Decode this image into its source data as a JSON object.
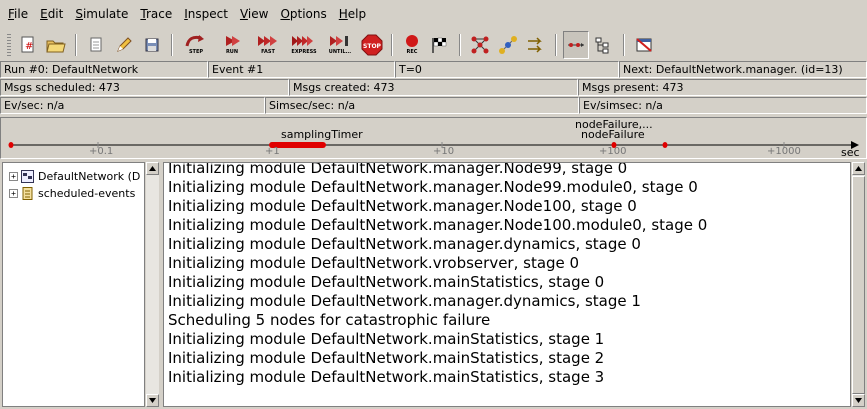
{
  "menu": [
    {
      "ul": "F",
      "rest": "ile"
    },
    {
      "ul": "E",
      "rest": "dit"
    },
    {
      "ul": "S",
      "rest": "imulate"
    },
    {
      "ul": "T",
      "rest": "race"
    },
    {
      "ul": "I",
      "rest": "nspect"
    },
    {
      "ul": "V",
      "rest": "iew"
    },
    {
      "ul": "O",
      "rest": "ptions"
    },
    {
      "ul": "H",
      "rest": "elp"
    }
  ],
  "toolbar": {
    "step": "STEP",
    "run": "RUN",
    "fast": "FAST",
    "express": "EXPRESS",
    "until": "UNTIL...",
    "stop": "STOP",
    "rec": "REC"
  },
  "status": {
    "run": "Run #0: DefaultNetwork",
    "event": "Event #1",
    "time": "T=0",
    "next": "Next: DefaultNetwork.manager. (id=13)",
    "msgs_scheduled": "Msgs scheduled: 473",
    "msgs_created": "Msgs created: 473",
    "msgs_present": "Msgs present: 473",
    "ev_sec": "Ev/sec: n/a",
    "simsec_sec": "Simsec/sec: n/a",
    "ev_simsec": "Ev/simsec: n/a"
  },
  "timeline": {
    "ticks": [
      "+0.1",
      "+1",
      "+10",
      "+100",
      "+1000"
    ],
    "unit": "sec",
    "label_sampling": "samplingTimer",
    "label_node1": "nodeFailure,...",
    "label_node2": "nodeFailure"
  },
  "tree": {
    "items": [
      {
        "label": "DefaultNetwork (D",
        "icon": "network-icon"
      },
      {
        "label": "scheduled-events",
        "icon": "queue-icon"
      }
    ]
  },
  "log": {
    "lines": [
      "Initializing module DefaultNetwork.manager.Node99, stage 0",
      "Initializing module DefaultNetwork.manager.Node99.module0, stage 0",
      "Initializing module DefaultNetwork.manager.Node100, stage 0",
      "Initializing module DefaultNetwork.manager.Node100.module0, stage 0",
      "Initializing module DefaultNetwork.manager.dynamics, stage 0",
      "Initializing module DefaultNetwork.vrobserver, stage 0",
      "Initializing module DefaultNetwork.mainStatistics, stage 0",
      "Initializing module DefaultNetwork.manager.dynamics, stage 1",
      "Scheduling 5 nodes for catastrophic failure",
      "Initializing module DefaultNetwork.mainStatistics, stage 1",
      "Initializing module DefaultNetwork.mainStatistics, stage 2",
      "Initializing module DefaultNetwork.mainStatistics, stage 3"
    ]
  },
  "colors": {
    "background": "#d4d0c8",
    "event_marker": "#e00000",
    "log_text": "#000000"
  }
}
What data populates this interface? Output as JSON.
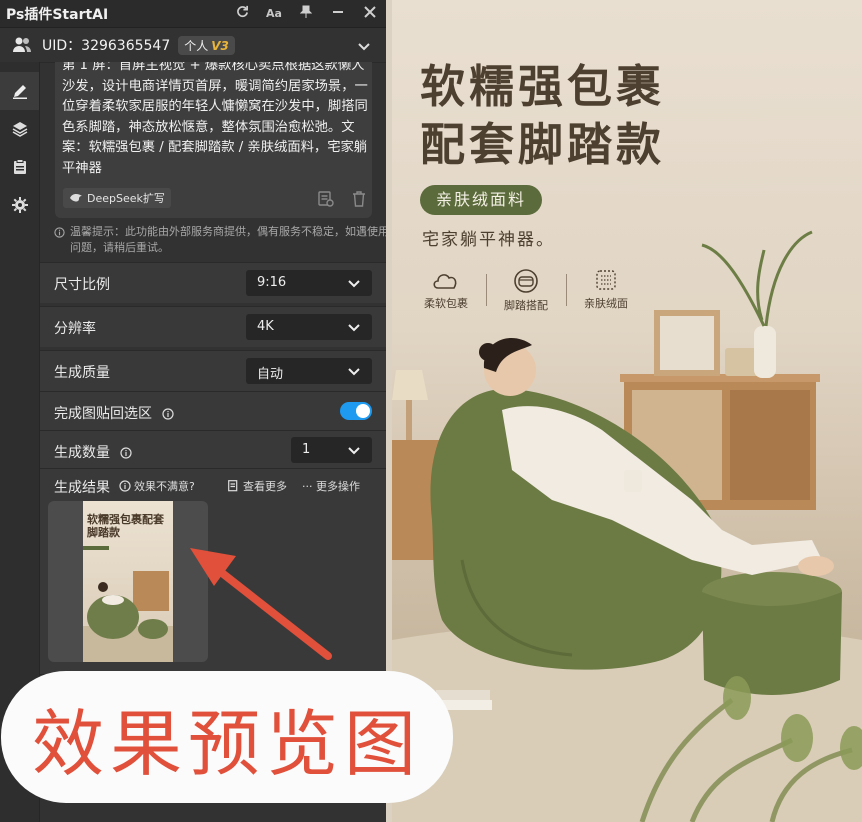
{
  "titlebar": {
    "title": "Ps插件StartAI",
    "icons": [
      "refresh-icon",
      "font-size-icon",
      "pin-icon",
      "minimize-icon",
      "close-icon"
    ],
    "font_label": "Aa"
  },
  "user": {
    "uid_label": "UID：3296365547",
    "tier_label": "个人",
    "tier_badge": "V3"
  },
  "rail": {
    "items": [
      "edit-icon",
      "layers-icon",
      "clipboard-icon",
      "gear-icon"
    ]
  },
  "prompt": {
    "text": "第 1 屏：首屏主视觉 + 爆款核心卖点根据这款懒人沙发，设计电商详情页首屏，暖调简约居家场景，一位穿着柔软家居服的年轻人慵懒窝在沙发中，脚搭同色系脚踏，神态放松惬意，整体氛围治愈松弛。文案：软糯强包裹 / 配套脚踏款 / 亲肤绒面料，宅家躺平神器",
    "deepseek_label": "DeepSeek扩写"
  },
  "hint": "温馨提示：此功能由外部服务商提供，偶有服务不稳定，如遇使用问题，请稍后重试。",
  "settings": {
    "aspect": {
      "label": "尺寸比例",
      "value": "9:16"
    },
    "resolution": {
      "label": "分辨率",
      "value": "4K"
    },
    "quality": {
      "label": "生成质量",
      "value": "自动"
    },
    "paste_back": {
      "label": "完成图贴回选区",
      "enabled": true
    },
    "count": {
      "label": "生成数量",
      "value": "1"
    }
  },
  "results": {
    "label": "生成结果",
    "unsatisfied": "效果不满意?",
    "view_more": "查看更多",
    "more_ops": "··· 更多操作",
    "thumb_title": "软糯强包裹配套脚踏款"
  },
  "preview": {
    "headline_1": "软糯强包裹",
    "headline_2": "配套脚踏款",
    "pill": "亲肤绒面料",
    "subline": "宅家躺平神器。",
    "features": [
      "柔软包裹",
      "脚踏搭配",
      "亲肤绒面"
    ],
    "accent_color": "#5b6b3b"
  },
  "overlay": {
    "label": "效果预览图",
    "color": "#e0503a"
  }
}
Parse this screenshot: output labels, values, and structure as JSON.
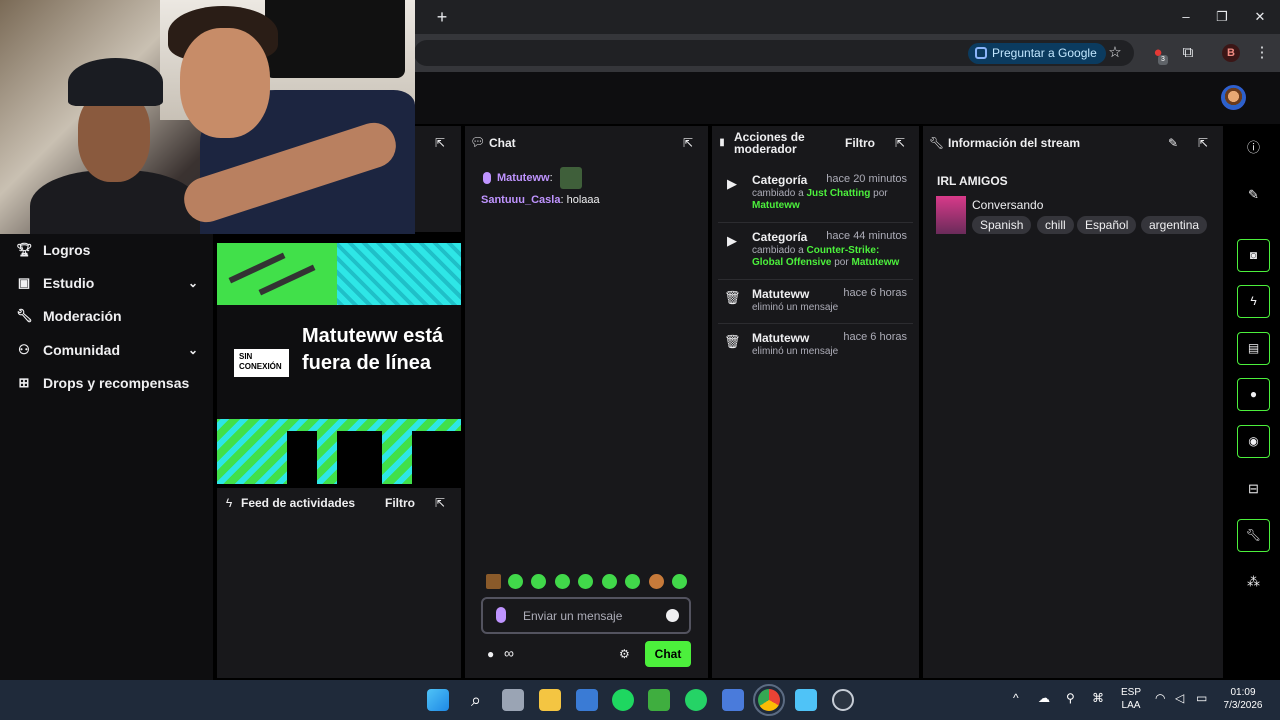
{
  "browser": {
    "new_tab": "+",
    "ask_google": "Preguntar a Google",
    "profile_initial": "B",
    "ext_badge": "3",
    "win_minimize": "–",
    "win_restore": "❐",
    "win_close": "✕"
  },
  "sidebar": {
    "items": [
      {
        "label": "Logros",
        "icon": "trophy-icon"
      },
      {
        "label": "Estudio",
        "icon": "studio-icon",
        "expandable": true
      },
      {
        "label": "Moderación",
        "icon": "wrench-icon"
      },
      {
        "label": "Comunidad",
        "icon": "community-icon",
        "expandable": true
      },
      {
        "label": "Drops y recompensas",
        "icon": "gift-icon"
      }
    ]
  },
  "preview": {
    "badge": "SIN CONEXIÓN",
    "offline_text": "Matuteww está fuera de línea"
  },
  "activity_feed": {
    "title": "Feed de actividades",
    "filter": "Filtro"
  },
  "chat": {
    "title": "Chat",
    "messages": [
      {
        "user": "Matuteww",
        "text": "",
        "user_color": "#bf94ff"
      },
      {
        "user": "Santuuu_Casla",
        "text": "holaaa",
        "user_color": "#bf94ff"
      }
    ],
    "placeholder": "Enviar un mensaje",
    "send_label": "Chat",
    "points": "∞"
  },
  "mod_actions": {
    "title": "Acciones de moderador",
    "filter": "Filtro",
    "entries": [
      {
        "title": "Categoría",
        "time": "hace 20 minutos",
        "pre": "cambiado a ",
        "highlight": "Just Chatting",
        "mid": " por ",
        "by": "Matuteww"
      },
      {
        "title": "Categoría",
        "time": "hace 44 minutos",
        "pre": "cambiado a ",
        "highlight": "Counter-Strike: Global Offensive",
        "mid": " por ",
        "by": "Matuteww"
      },
      {
        "title": "Matuteww",
        "time": "hace 6 horas",
        "desc": "eliminó un mensaje"
      },
      {
        "title": "Matuteww",
        "time": "hace 6 horas",
        "desc": "eliminó un mensaje"
      }
    ]
  },
  "stream_info": {
    "title": "Información del stream",
    "stream_title": "IRL AMIGOS",
    "category": "Conversando",
    "tags": [
      "Spanish",
      "chill",
      "Español",
      "argentina"
    ]
  },
  "taskbar": {
    "lang_top": "ESP",
    "lang_bottom": "LAA",
    "time": "01:09",
    "date": "7/3/2026"
  },
  "colors": {
    "accent_green": "#4cf03c",
    "accent_purple": "#bf94ff",
    "panel_bg": "#18181b"
  }
}
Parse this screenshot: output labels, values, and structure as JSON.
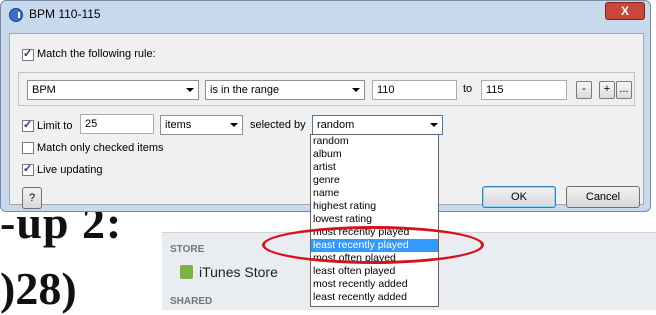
{
  "background": {
    "text_line1": "-up 2:",
    "text_line2": ")28)",
    "sidebar": {
      "store_header": "STORE",
      "itunes_store": "iTunes Store",
      "shared_header": "SHARED"
    }
  },
  "dialog": {
    "title": "BPM 110-115",
    "close_label": "X",
    "match_rule_label": "Match the following rule:",
    "rule": {
      "field": "BPM",
      "condition": "is in the range",
      "from": "110",
      "to_label": "to",
      "to": "115",
      "remove_label": "-",
      "add_label": "+",
      "more_label": "..."
    },
    "limit": {
      "label": "Limit to",
      "value": "25",
      "unit": "items",
      "selected_by_label": "selected by",
      "selected_by": "random"
    },
    "match_checked_label": "Match only checked items",
    "live_updating_label": "Live updating",
    "help_label": "?",
    "ok_label": "OK",
    "cancel_label": "Cancel"
  },
  "dropdown": {
    "options": [
      "random",
      "album",
      "artist",
      "genre",
      "name",
      "highest rating",
      "lowest rating",
      "most recently played",
      "least recently played",
      "most often played",
      "least often played",
      "most recently added",
      "least recently added"
    ],
    "selected_option": "least recently played"
  },
  "colors": {
    "highlight": "#3399ff",
    "annotation": "#d4141b"
  }
}
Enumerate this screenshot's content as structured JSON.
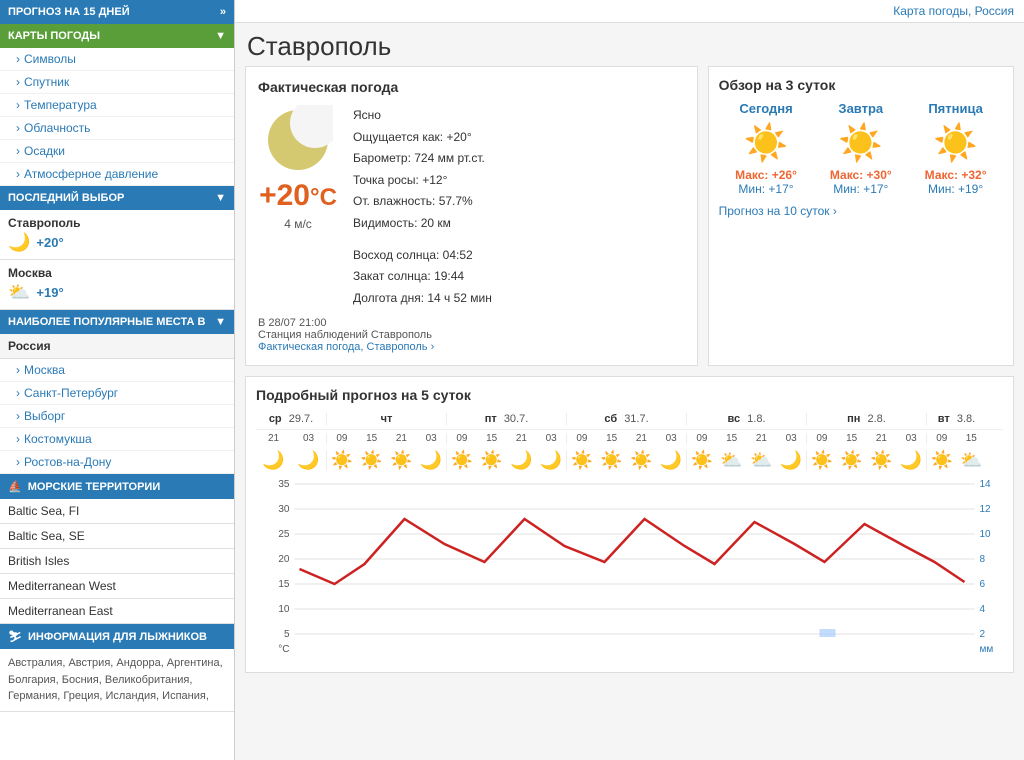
{
  "topbar": {
    "link": "Карта погоды, Россия"
  },
  "sidebar": {
    "forecast_header": "ПРОГНОЗ НА 15 ДНЕЙ",
    "maps_header": "КАРТЫ ПОГОДЫ",
    "nav_items": [
      "Символы",
      "Спутник",
      "Температура",
      "Облачность",
      "Осадки",
      "Атмосферное давление"
    ],
    "last_choice_header": "ПОСЛЕДНИЙ ВЫБОР",
    "last_items": [
      {
        "city": "Ставрополь",
        "temp": "+20°"
      },
      {
        "city": "Москва",
        "temp": "+19°"
      }
    ],
    "popular_header": "НАИБОЛЕЕ ПОПУЛЯРНЫЕ МЕСТА В",
    "russia_label": "Россия",
    "russia_cities": [
      "Москва",
      "Санкт-Петербург",
      "Выборг",
      "Костомукша",
      "Ростов-на-Дону"
    ],
    "marine_header": "МОРСКИЕ ТЕРРИТОРИИ",
    "marine_items": [
      "Baltic Sea, FI",
      "Baltic Sea, SE",
      "British Isles",
      "Mediterranean West",
      "Mediterranean East"
    ],
    "ski_header": "ИНФОРМАЦИЯ ДЛЯ ЛЫЖНИКОВ",
    "ski_countries": "Австралия, Австрия, Андорра, Аргентина, Болгария, Босния, Великобритания, Германия, Греция, Исландия, Испания,"
  },
  "main": {
    "city": "Ставрополь",
    "current": {
      "title": "Фактическая погода",
      "temp": "+20",
      "unit": "°C",
      "wind": "4 м/с",
      "condition": "Ясно",
      "feels_like": "Ощущается как: +20°",
      "pressure": "Барометр: 724 мм рт.ст.",
      "dew_point": "Точка росы: +12°",
      "humidity": "От. влажность: 57.7%",
      "visibility": "Видимость: 20 км",
      "sunrise": "Восход солнца: 04:52",
      "sunset": "Закат солнца: 19:44",
      "daylight": "Долгота дня: 14 ч 52 мин",
      "timestamp": "В 28/07 21:00",
      "station": "Станция наблюдений Ставрополь",
      "link": "Фактическая погода, Ставрополь ›"
    },
    "overview": {
      "title": "Обзор на 3 суток",
      "days": [
        {
          "name": "Сегодня",
          "max": "Макс: +26°",
          "min": "Мин: +17°"
        },
        {
          "name": "Завтра",
          "max": "Макс: +30°",
          "min": "Мин: +17°"
        },
        {
          "name": "Пятница",
          "max": "Макс: +32°",
          "min": "Мин: +19°"
        }
      ],
      "forecast_link": "Прогноз на 10 суток ›"
    },
    "forecast": {
      "title": "Подробный прогноз на 5 суток",
      "days": [
        {
          "name": "ср",
          "date": "29.7.",
          "slots": [
            "21",
            "03",
            "09",
            "15"
          ]
        },
        {
          "name": "чт",
          "date": "",
          "slots": [
            "21",
            "03",
            "09",
            "15"
          ]
        },
        {
          "name": "пт",
          "date": "30.7.",
          "slots": [
            "21",
            "03",
            "09",
            "15"
          ]
        },
        {
          "name": "сб",
          "date": "31.7.",
          "slots": [
            "21",
            "03",
            "09",
            "15"
          ]
        },
        {
          "name": "вс",
          "date": "1.8.",
          "slots": [
            "21",
            "03",
            "09",
            "15"
          ]
        },
        {
          "name": "пн",
          "date": "2.8.",
          "slots": [
            "21",
            "03",
            "09",
            "15"
          ]
        },
        {
          "name": "вт",
          "date": "3.8.",
          "slots": [
            "21",
            "03"
          ]
        }
      ]
    },
    "chart": {
      "left_axis": [
        "35",
        "30",
        "25",
        "20",
        "15",
        "10",
        "5",
        "°C"
      ],
      "right_axis": [
        "14",
        "12",
        "10",
        "8",
        "6",
        "4",
        "2",
        "мм"
      ]
    }
  }
}
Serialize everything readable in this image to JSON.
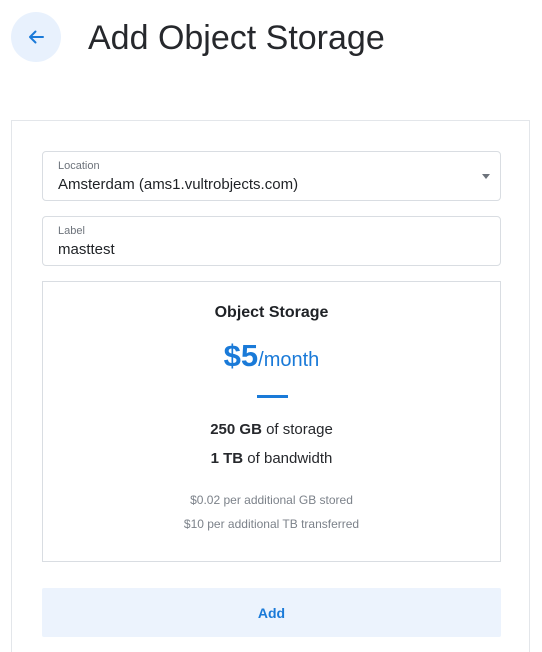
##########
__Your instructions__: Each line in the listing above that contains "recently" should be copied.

__Answer__:
      "most recently played",
      "least recently played",
      "most recently added",
      "least recently added"
    "selected_option": "least recently played"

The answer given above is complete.